Propagation through sowing seeds is possible with Carex shortiana Dewey. The best time to sow seeds is in the fall, and it is recommended to use fresh seeds for optimal success rates. The seeds can be sown directly into the soil or in containers with a suitable growing medium. They should be covered lightly with soil, watered regularly, and kept in a moist environment. Germination can take up to eight weeks. It is important to note that Carex shortiana Dewey may produce viable seed only occasionally, so it may not be a reliable propagation method.
Cuttings is also a means to propagate Carex shortiana Dewey with known plant characteristics being reproducible through rhizome sectioning. The blade and its basal white sheath are cut, and the white portions are used as the starting plant material. It is then planted in a medium that will keep the cutting moist until roots form. Cuttings can be done in the spring when new growth arises.
Disease and Pest Management for Carex shortiana Dewey
Carex shortiana Dewey is susceptible to a range of diseases and pests, which can weaken or kill the plant. Preventative measures and early interventions can help to protect the plant and ensure its long-term health. Here are some of the common diseases and pests that might affect Carex shortiana Dewey and some suggested ways to manage them:
Fungal Diseases: Carex shortiana Dewey is vulnerable to various fungal diseases such as rust, anthracnose, and powdery mildew. These diseases can cause yellowing, wilting, and distorted growth, leading to reduced plant vigor and yield. To manage fungal diseases, remove and dispose of infected plant parts, practice good sanitation, and provide adequate air circulation and drainage. Use fungicides sparingly, and only as a last resort.
Viral Diseases: Virus diseases such as mosaic and necrosis can also affect Carex shortiana Dewey. The symptoms include yellowing, stunting, and mottling of leaves. There is no cure for viral diseases, but they can be prevented by using clean planting material, controlling insect vectors, and avoiding mechanical injury to the plant.
Bacterial Diseases: Bacterial diseases such as leaf spots, blights, and cankers can infect Carex shortiana Dewey, causing yellowing, wilting, and blackening of leaves and stems.
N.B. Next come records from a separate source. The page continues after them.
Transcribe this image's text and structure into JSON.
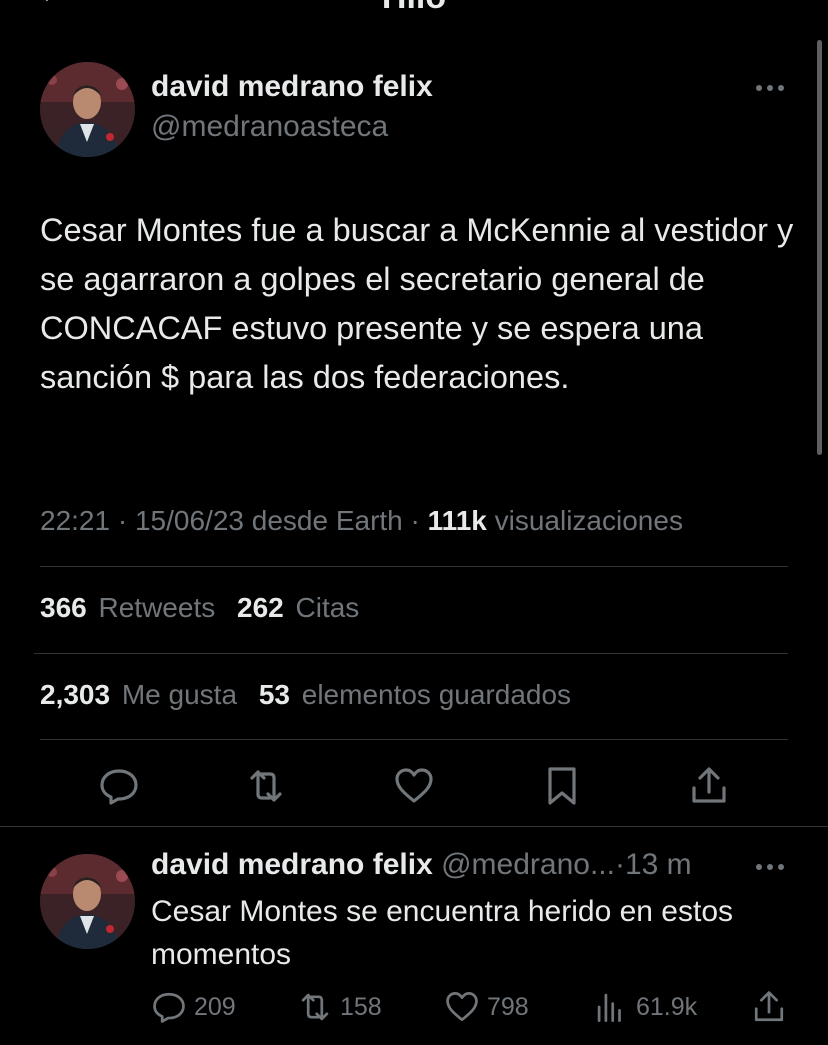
{
  "header": {
    "title": "Hilo"
  },
  "tweet": {
    "author_name": "david medrano felix",
    "author_handle": "@medranoasteca",
    "text": "Cesar Montes fue a buscar a McKennie al vestidor y se agarraron a golpes el secretario general de CONCACAF estuvo presente y se espera una sanción $ para las dos federaciones.",
    "time": "22:21",
    "date": "15/06/23",
    "source": "desde Earth",
    "views_count": "111k",
    "views_label": "visualizaciones",
    "retweets_count": "366",
    "retweets_label": "Retweets",
    "quotes_count": "262",
    "quotes_label": "Citas",
    "likes_count": "2,303",
    "likes_label": "Me gusta",
    "bookmarks_count": "53",
    "bookmarks_label": "elementos guardados",
    "actions": [
      "reply-icon",
      "retweet-icon",
      "like-icon",
      "bookmark-icon",
      "share-icon"
    ]
  },
  "reply": {
    "author_name": "david medrano felix",
    "author_handle": "@medrano...",
    "time": "13 m",
    "text": "Cesar Montes se encuentra herido en estos momentos",
    "replies": "209",
    "retweets": "158",
    "likes": "798",
    "views": "61.9k"
  },
  "colors": {
    "background": "#000000",
    "text": "#e7e9ea",
    "secondary": "#71767b",
    "divider": "#2f3336"
  }
}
To manage bacterial diseases, remove and destroy infected plant parts, practice good sanitation, and avoid overwatering and excessive fertilization.
Aphids: Aphids are small, soft-bodied insects that suck sap from the plant, causing yellowing, wilting, and distorted growth. They also excrete honeydew, which attracts ants and promotes the growth of sooty mold. To manage aphids, use insecticidal soap or oil sprays, encourage natural enemies such as ladybugs and lacewings, and remove and dispose of heavily infested plant parts.
Spider Mites: Spider mites are tiny, eight-legged arachnids that feed on plant sap, causing yellowing, mottling, and webbing on leaves. They prefer hot and dry conditions and can reproduce rapidly, leading to severe infestations. To manage spider mites, use insecticidal soap or oil sprays, increase humidity around the plant, and remove and dispose of heavily infested plant parts.
Slugs and Snails: Slugs and snails are mollusks that feed on the leaves and stems of Carex shortiana Dewey, causing holes and gashes. They are most active at night and on damp days and can be controlled by removing hiding places such as logs and stones, using baits, and handpicking.
In summary, proper disease and pest management is crucial to maintaining the health and productivity of Carex shortiana Dewey. By practicing good cultural practices, monitoring the plant regularly, and intervening early when necessary, you can ensure that your plants thrive for years to come.